The 2019-2020 budget passed by a vote of 4-0, with Mayor Bluferd Eldreth and alderman Max Yates absent for the vote. The adopted budget totals $1,722,367 as requested in last month’s meeting.
The one-cent property tax increase will add roughly $12,000 to town revenue, which alderman Mark Johnston said will be allocated for the police department.
“We’re preparing for trying to keep officers on duty 24/7,” Johnston said. “This new road is going to bring a lot more traffic and people to town. We’re trying to be prepared for that situation.”
The approved budget sets aside $497,200 for the Jefferson Police Department, including $267,000 for salaries, $261,000 for retirement, $10,000 for automotive supplies, $15,800 for insurance and bonds and $10,000 for new equipment.
For streets in the town, $327,400 was set aside, including $68,000 for salaries and wages, $59,000 for utilities, $75,000 for street repair and $50,000 for new equipment. Howell said in last month’s meeting that the $50,000 for new equipment is needed to replace a new truck for the town, on top of regular equipment costs.
The approved budget also allocates $248,750 for administration.

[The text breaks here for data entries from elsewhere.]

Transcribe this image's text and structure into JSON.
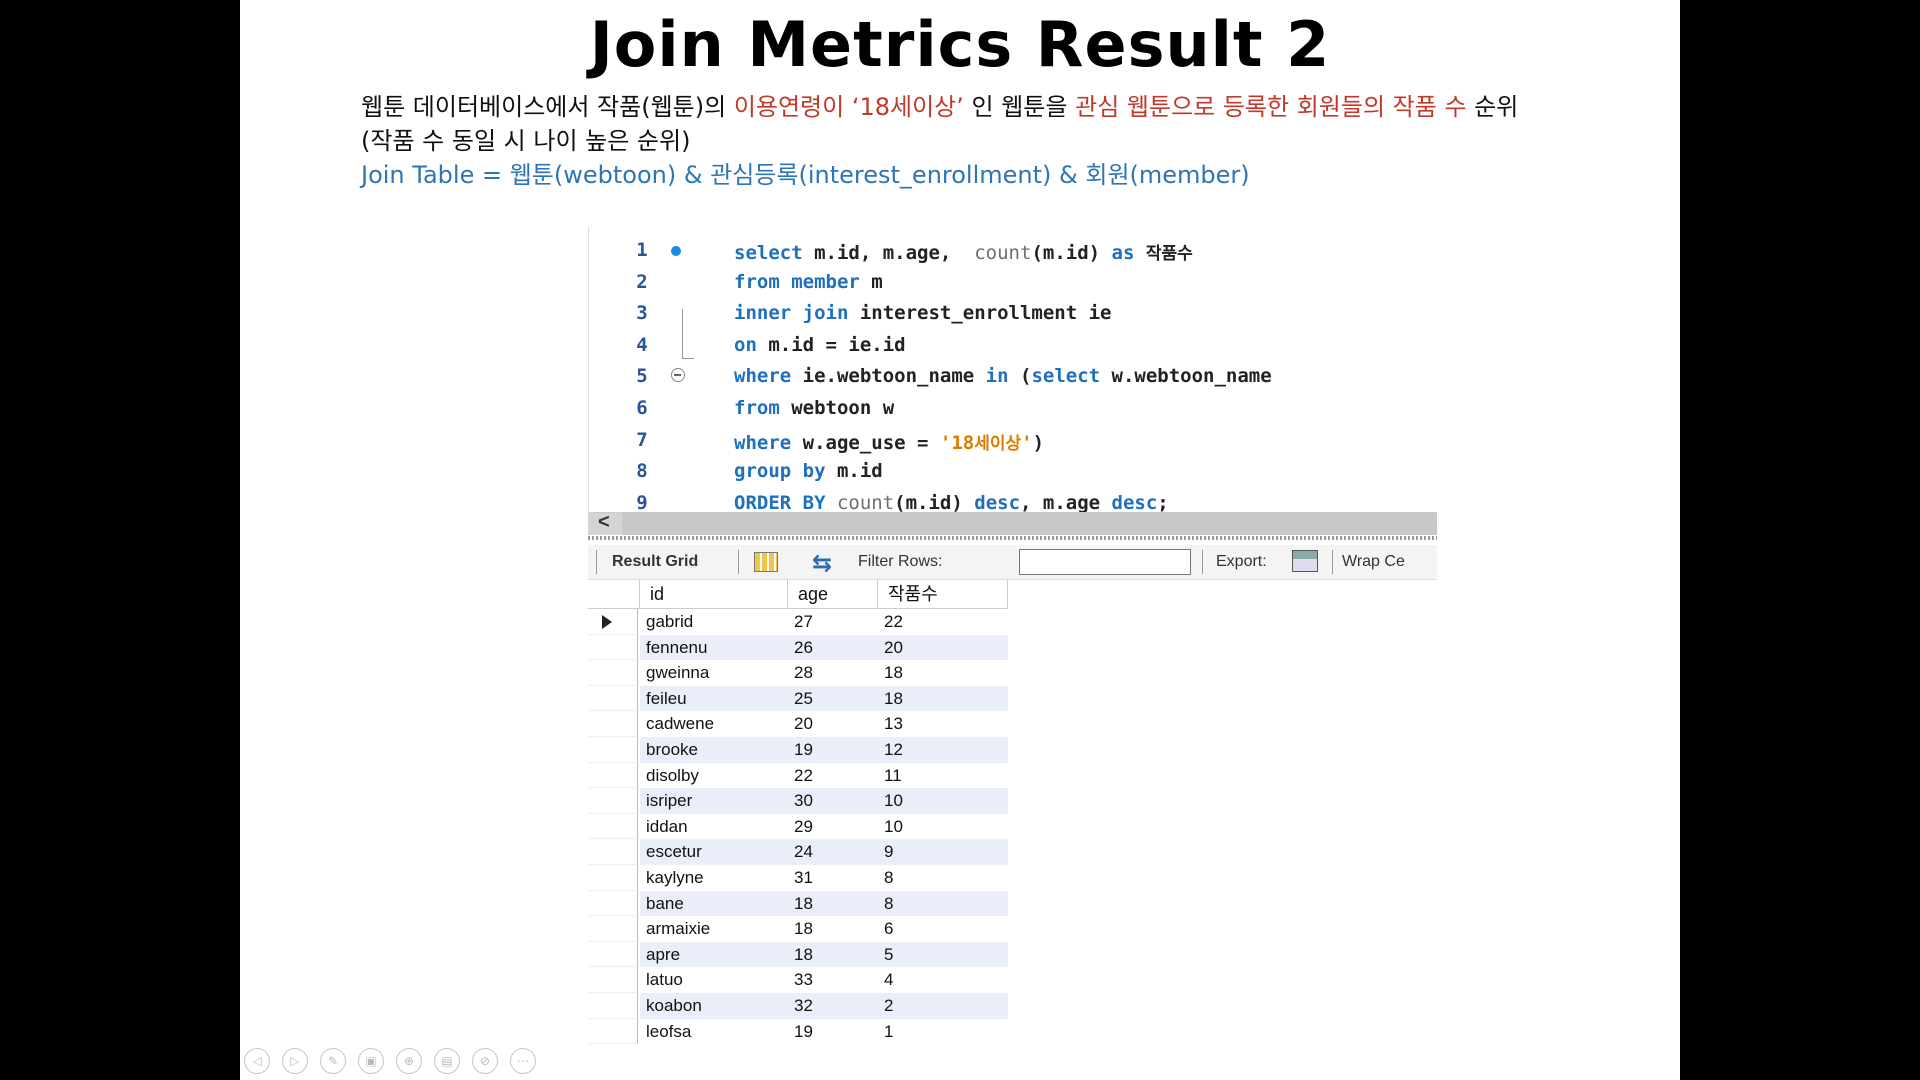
{
  "slide": {
    "title": "Join Metrics Result 2",
    "desc_line1_a": "웹툰 데이터베이스에서 작품(웹툰)의 ",
    "desc_line1_red1": "이용연령이 ‘18세이상’",
    "desc_line1_b": " 인 웹툰을 ",
    "desc_line1_red2": "관심 웹툰으로 등록한 회원들의 작품 수",
    "desc_line1_c": " 순위",
    "desc_line2": "(작품 수 동일 시 나이 높은 순위)",
    "join_line": "Join Table  = 웹툰(webtoon) & 관심등록(interest_enrollment) & 회원(member)"
  },
  "editor": {
    "lines": [
      {
        "n": "1",
        "kw1": "select",
        "t1": " m.id, m.age,  ",
        "fn": "count",
        "t2": "(m.id) ",
        "kw2": "as",
        "t3": " ",
        "kor": "작품수",
        "str": ""
      },
      {
        "n": "2",
        "kw1": "from",
        "t1": " ",
        "kw2": "member",
        "t2": " m",
        "fn": "",
        "t3": "",
        "kor": "",
        "str": ""
      },
      {
        "n": "3",
        "kw1": "inner join",
        "t1": " interest_enrollment ie",
        "fn": "",
        "t2": "",
        "kw2": "",
        "t3": "",
        "kor": "",
        "str": ""
      },
      {
        "n": "4",
        "kw1": "on",
        "t1": " m.id = ie.id",
        "fn": "",
        "t2": "",
        "kw2": "",
        "t3": "",
        "kor": "",
        "str": ""
      },
      {
        "n": "5",
        "kw1": "where",
        "t1": " ie.webtoon_name ",
        "kw2": "in",
        "t2": " (",
        "kw3": "select",
        "t3": " w.webtoon_name",
        "fn": "",
        "kor": "",
        "str": ""
      },
      {
        "n": "6",
        "kw1": "from",
        "t1": " webtoon w",
        "fn": "",
        "t2": "",
        "kw2": "",
        "t3": "",
        "kor": "",
        "str": ""
      },
      {
        "n": "7",
        "kw1": "where",
        "t1": " w.age_use = ",
        "str": "'18",
        "kor": "세이상",
        "str2": "'",
        "t2": ")",
        "fn": "",
        "kw2": "",
        "t3": ""
      },
      {
        "n": "8",
        "kw1": "group by",
        "t1": " m.id",
        "fn": "",
        "t2": "",
        "kw2": "",
        "t3": "",
        "kor": "",
        "str": ""
      },
      {
        "n": "9",
        "kw1": "ORDER BY",
        "t1": " ",
        "fn": "count",
        "t2": "(m.id) ",
        "kw2": "desc",
        "t3": ", m.age ",
        "kw3": "desc",
        "t4": ";",
        "kor": "",
        "str": ""
      }
    ]
  },
  "toolbar": {
    "result_grid": "Result Grid",
    "filter_rows": "Filter Rows:",
    "filter_value": "",
    "export": "Export:",
    "wrap": "Wrap Ce"
  },
  "grid": {
    "columns": [
      "id",
      "age",
      "작품수"
    ],
    "rows": [
      [
        "gabrid",
        "27",
        "22"
      ],
      [
        "fennenu",
        "26",
        "20"
      ],
      [
        "gweinna",
        "28",
        "18"
      ],
      [
        "feileu",
        "25",
        "18"
      ],
      [
        "cadwene",
        "20",
        "13"
      ],
      [
        "brooke",
        "19",
        "12"
      ],
      [
        "disolby",
        "22",
        "11"
      ],
      [
        "isriper",
        "30",
        "10"
      ],
      [
        "iddan",
        "29",
        "10"
      ],
      [
        "escetur",
        "24",
        "9"
      ],
      [
        "kaylyne",
        "31",
        "8"
      ],
      [
        "bane",
        "18",
        "8"
      ],
      [
        "armaixie",
        "18",
        "6"
      ],
      [
        "apre",
        "18",
        "5"
      ],
      [
        "latuo",
        "33",
        "4"
      ],
      [
        "koabon",
        "32",
        "2"
      ],
      [
        "leofsa",
        "19",
        "1"
      ]
    ]
  },
  "colors": {
    "accent_red": "#c0392b",
    "accent_blue": "#2e75b6",
    "keyword": "#1f6fbf",
    "string": "#e07b00",
    "row_alt": "#e9eef8"
  },
  "icons": [
    "result-grid-icon",
    "refresh-icon",
    "export-icon",
    "row-pointer-icon",
    "scroll-left-icon"
  ]
}
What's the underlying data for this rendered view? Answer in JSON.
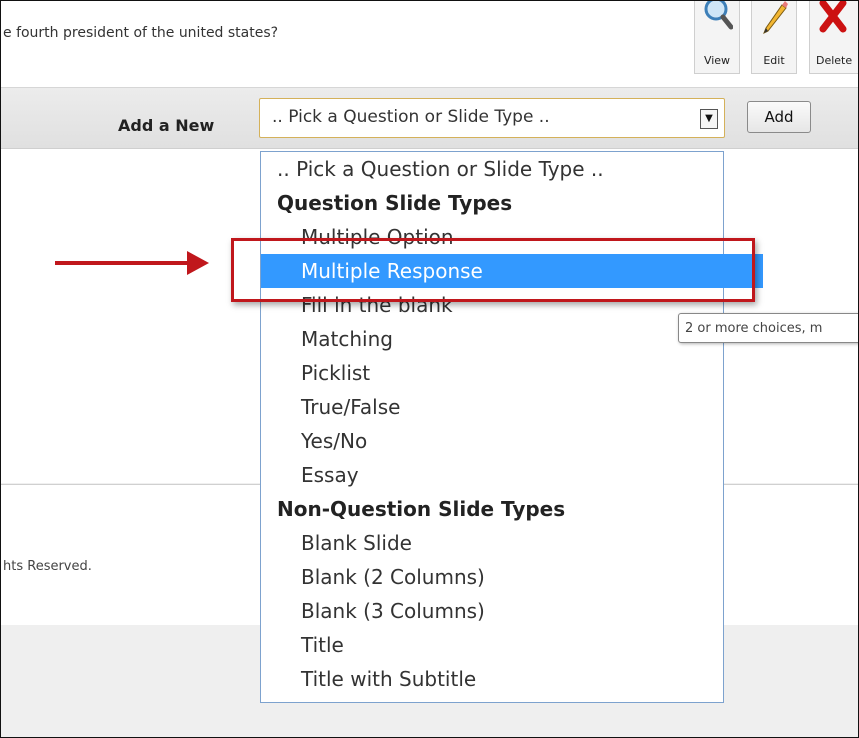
{
  "question": {
    "text": "e fourth president of the united states?",
    "buttons": [
      {
        "label": "View",
        "icon": "magnifier-icon"
      },
      {
        "label": "Edit",
        "icon": "pencil-icon"
      },
      {
        "label": "Delete",
        "icon": "delete-x-icon"
      }
    ]
  },
  "add_bar": {
    "label": "Add a New",
    "select_value": ".. Pick a Question or Slide Type ..",
    "add_button": "Add"
  },
  "dropdown": {
    "placeholder": ".. Pick a Question or Slide Type ..",
    "groups": [
      {
        "label": "Question Slide Types",
        "options": [
          "Multiple Option",
          "Multiple Response",
          "Fill in the blank",
          "Matching",
          "Picklist",
          "True/False",
          "Yes/No",
          "Essay"
        ]
      },
      {
        "label": "Non-Question Slide Types",
        "options": [
          "Blank Slide",
          "Blank (2 Columns)",
          "Blank (3 Columns)",
          "Title",
          "Title with Subtitle"
        ]
      }
    ],
    "selected": "Multiple Response"
  },
  "tooltip": "2 or more choices, m",
  "footer": {
    "copyright": "hts Reserved."
  },
  "colors": {
    "selection": "#3399ff",
    "annotation": "#c0171c",
    "delete_icon": "#cc1111"
  }
}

This includes $124,000 for salaries and wages, $35,000 for professional services, $10,800 for retirement and $8,200 for utilities.
A total of $897,400 is allocated for water and sewage, which Town Manager Cathy Howell said will be used for repairs and maintenance for the water and sewage plants.
During the meeting, Alderwoman Cathy Ballou spoke on behalf of some town residents who want to hold an election to allow alcohol by the drink in restaurants.
“It is a revenue source that would keep the town from having to raise taxes,” Johnston said.
Johnston added that with the growth that West Jefferson is experiencing, restaurants will soon be looking for new areas where they can open. Johnston said that the Town of Jefferson could be a good area for expansion, and allowing sales of alcohol by the drink could lead to more restaurants opening in the town.
Johnston also expressed concerns regarding the idea.
“It’s an expensive proposition to put on a town election,” Johnston said, adding that there will be plenty of opposition to keep liquor out of Jefferson.
He then suggested that those interested in holding an election should form a committee and gather signatures. A certain percentage of town residents would be required, and those who sign the petition would have to be tax-paying residents of the Town of Jefferson and be a registered voter in the town limits.
“It’s a number to show us that they’re interested,” alderman Charles Caudill said.
No official decision was made by the Board of Aldermen in regards to the election to allow alcohol by the drink in restaurants.
The next Jefferson Board of Aldermen meeting will be held on Monday, July 22, at 7 p.m.